# Problem to work on
Where the word "true" occurs in a line of the data, return the whole line.

# Data for this exercise
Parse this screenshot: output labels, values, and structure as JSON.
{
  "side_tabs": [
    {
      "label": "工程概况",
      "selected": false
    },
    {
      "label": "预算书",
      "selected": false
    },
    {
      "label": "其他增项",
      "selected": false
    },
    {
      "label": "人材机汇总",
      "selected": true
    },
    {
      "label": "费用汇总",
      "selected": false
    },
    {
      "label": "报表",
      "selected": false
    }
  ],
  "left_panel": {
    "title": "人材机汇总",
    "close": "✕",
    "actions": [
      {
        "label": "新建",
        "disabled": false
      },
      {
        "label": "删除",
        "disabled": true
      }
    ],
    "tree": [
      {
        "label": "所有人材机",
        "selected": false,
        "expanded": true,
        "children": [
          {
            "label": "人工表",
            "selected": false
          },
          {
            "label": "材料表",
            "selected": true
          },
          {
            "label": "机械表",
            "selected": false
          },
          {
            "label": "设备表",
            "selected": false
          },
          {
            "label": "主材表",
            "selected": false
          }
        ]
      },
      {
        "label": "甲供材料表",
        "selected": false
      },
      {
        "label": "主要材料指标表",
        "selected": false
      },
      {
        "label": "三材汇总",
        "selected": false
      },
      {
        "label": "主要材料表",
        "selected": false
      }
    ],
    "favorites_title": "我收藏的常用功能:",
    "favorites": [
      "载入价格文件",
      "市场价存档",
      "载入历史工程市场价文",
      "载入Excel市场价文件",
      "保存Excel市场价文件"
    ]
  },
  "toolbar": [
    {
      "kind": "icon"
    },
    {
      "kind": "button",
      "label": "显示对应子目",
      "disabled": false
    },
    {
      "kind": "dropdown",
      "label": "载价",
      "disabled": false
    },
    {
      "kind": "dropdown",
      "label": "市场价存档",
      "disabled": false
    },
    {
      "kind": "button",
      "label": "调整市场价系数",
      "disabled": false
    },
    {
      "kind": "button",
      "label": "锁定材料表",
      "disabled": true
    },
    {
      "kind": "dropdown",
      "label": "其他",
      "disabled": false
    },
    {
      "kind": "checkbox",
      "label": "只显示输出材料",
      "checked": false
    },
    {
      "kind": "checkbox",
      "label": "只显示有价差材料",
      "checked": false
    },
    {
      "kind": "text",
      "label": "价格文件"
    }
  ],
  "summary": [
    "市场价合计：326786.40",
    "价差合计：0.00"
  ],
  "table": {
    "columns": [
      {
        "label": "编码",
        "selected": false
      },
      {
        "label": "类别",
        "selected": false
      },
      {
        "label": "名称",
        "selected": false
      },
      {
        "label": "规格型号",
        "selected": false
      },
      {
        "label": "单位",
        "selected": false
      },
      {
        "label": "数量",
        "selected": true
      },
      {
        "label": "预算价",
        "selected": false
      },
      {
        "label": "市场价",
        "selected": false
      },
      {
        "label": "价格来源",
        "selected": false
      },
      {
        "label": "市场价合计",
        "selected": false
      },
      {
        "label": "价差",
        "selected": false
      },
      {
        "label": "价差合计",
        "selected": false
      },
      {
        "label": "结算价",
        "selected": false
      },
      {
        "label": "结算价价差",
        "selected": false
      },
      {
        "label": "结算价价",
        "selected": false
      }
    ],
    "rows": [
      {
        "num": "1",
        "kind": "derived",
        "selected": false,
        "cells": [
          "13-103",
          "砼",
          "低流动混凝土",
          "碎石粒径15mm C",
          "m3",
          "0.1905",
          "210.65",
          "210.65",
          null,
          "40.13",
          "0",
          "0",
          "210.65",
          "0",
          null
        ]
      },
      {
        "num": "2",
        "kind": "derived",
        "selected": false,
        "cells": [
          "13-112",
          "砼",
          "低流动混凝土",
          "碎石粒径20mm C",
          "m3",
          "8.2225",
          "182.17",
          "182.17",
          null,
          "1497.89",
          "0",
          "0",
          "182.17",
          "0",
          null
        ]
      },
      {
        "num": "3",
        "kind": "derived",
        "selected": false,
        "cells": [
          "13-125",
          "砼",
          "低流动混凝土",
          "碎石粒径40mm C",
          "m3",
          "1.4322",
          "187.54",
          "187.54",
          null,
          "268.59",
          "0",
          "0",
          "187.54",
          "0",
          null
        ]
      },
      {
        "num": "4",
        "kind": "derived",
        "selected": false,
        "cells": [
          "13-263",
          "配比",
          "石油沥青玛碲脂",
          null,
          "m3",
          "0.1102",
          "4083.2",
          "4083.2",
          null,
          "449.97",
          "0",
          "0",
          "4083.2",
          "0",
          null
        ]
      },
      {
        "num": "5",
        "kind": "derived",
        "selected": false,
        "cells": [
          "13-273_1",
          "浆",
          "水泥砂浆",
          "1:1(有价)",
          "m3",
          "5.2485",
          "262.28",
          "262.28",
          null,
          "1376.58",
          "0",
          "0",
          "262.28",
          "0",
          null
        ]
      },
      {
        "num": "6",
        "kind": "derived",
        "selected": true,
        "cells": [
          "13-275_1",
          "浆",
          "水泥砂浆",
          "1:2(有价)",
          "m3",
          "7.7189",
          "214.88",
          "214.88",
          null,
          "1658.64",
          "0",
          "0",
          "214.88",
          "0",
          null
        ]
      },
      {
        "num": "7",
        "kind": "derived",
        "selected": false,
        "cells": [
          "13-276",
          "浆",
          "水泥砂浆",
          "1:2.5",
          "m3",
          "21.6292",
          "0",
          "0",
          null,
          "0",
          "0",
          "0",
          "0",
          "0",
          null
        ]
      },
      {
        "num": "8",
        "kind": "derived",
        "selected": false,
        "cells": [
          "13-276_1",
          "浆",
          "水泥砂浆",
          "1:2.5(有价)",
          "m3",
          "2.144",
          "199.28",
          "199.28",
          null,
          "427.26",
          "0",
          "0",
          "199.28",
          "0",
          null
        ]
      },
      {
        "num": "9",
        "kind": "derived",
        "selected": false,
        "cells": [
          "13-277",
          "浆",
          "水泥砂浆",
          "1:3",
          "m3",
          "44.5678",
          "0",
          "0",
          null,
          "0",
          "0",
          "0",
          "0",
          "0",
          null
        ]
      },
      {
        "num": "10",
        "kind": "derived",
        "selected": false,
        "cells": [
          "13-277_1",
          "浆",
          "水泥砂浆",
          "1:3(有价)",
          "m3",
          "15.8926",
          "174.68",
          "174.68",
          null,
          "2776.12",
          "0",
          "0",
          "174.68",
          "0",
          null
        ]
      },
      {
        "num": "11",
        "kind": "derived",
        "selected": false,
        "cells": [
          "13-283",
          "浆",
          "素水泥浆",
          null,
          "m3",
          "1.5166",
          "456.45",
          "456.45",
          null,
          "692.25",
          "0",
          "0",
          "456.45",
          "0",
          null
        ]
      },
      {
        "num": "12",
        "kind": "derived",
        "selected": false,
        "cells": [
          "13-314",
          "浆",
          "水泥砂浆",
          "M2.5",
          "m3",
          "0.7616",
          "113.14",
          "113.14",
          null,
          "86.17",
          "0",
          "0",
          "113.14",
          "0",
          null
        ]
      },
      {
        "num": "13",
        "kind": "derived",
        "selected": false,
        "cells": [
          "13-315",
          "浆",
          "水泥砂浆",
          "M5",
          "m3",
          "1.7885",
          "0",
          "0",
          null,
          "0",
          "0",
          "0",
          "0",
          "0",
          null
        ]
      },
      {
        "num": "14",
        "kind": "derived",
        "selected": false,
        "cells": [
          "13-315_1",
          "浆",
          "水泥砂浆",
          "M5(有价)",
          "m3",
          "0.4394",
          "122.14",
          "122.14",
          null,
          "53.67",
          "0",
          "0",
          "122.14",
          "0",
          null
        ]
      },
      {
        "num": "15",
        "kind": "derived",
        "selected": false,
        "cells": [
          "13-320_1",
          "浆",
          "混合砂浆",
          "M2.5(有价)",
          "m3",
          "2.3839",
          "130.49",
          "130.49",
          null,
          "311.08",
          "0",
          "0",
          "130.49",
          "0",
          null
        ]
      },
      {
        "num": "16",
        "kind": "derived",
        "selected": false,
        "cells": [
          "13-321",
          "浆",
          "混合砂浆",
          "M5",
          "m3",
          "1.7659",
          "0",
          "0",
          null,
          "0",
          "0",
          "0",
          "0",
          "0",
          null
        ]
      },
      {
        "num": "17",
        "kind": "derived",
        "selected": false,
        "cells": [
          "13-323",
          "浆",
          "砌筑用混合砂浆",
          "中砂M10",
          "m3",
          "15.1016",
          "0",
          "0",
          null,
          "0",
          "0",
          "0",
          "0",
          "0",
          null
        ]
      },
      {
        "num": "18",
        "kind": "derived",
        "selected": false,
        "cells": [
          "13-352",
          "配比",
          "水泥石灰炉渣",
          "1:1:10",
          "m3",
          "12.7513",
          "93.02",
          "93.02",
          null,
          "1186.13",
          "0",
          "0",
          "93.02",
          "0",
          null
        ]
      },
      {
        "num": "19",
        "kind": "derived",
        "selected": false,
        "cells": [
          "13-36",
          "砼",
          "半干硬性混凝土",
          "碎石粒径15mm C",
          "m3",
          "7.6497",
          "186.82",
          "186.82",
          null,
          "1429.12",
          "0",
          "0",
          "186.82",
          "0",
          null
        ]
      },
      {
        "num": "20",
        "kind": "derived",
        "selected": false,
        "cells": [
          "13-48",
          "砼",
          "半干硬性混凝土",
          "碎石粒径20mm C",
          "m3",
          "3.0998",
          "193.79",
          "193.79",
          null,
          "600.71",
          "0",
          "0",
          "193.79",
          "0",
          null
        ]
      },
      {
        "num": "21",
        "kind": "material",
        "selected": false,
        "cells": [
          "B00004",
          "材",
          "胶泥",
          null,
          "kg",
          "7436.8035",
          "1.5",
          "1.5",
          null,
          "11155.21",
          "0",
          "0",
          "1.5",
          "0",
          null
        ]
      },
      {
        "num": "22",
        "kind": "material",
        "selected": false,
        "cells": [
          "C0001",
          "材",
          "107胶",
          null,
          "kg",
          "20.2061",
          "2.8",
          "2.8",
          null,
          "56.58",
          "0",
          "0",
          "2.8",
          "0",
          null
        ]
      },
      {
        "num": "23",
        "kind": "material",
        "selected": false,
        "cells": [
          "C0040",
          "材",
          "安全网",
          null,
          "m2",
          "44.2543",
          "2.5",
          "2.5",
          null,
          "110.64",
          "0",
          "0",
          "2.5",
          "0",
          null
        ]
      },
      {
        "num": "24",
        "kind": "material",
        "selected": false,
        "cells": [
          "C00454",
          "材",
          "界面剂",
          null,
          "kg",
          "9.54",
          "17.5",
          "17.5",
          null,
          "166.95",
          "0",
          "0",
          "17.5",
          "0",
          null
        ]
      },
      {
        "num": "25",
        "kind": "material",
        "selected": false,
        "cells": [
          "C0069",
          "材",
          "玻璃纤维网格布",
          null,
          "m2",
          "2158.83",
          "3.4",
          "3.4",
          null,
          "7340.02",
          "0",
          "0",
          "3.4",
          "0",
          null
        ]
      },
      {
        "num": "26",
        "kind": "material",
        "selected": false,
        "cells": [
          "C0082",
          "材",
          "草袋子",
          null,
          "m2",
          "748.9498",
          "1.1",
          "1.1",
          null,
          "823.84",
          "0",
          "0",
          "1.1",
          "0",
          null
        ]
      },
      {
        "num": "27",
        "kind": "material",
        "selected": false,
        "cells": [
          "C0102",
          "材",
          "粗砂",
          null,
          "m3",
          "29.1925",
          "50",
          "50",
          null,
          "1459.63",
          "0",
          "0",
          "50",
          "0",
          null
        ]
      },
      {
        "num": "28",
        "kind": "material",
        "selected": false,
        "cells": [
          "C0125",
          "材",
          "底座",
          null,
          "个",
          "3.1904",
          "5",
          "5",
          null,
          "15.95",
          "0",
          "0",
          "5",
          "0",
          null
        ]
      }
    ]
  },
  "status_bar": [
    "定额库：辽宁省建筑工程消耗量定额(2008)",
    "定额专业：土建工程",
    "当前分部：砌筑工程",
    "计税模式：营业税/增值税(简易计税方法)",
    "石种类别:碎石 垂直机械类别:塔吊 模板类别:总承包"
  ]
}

# Answer space
      "selected": true
        "disabled": true
        "expanded": true,
            "selected": true
      "disabled": true
        "selected": true
        "selected": true,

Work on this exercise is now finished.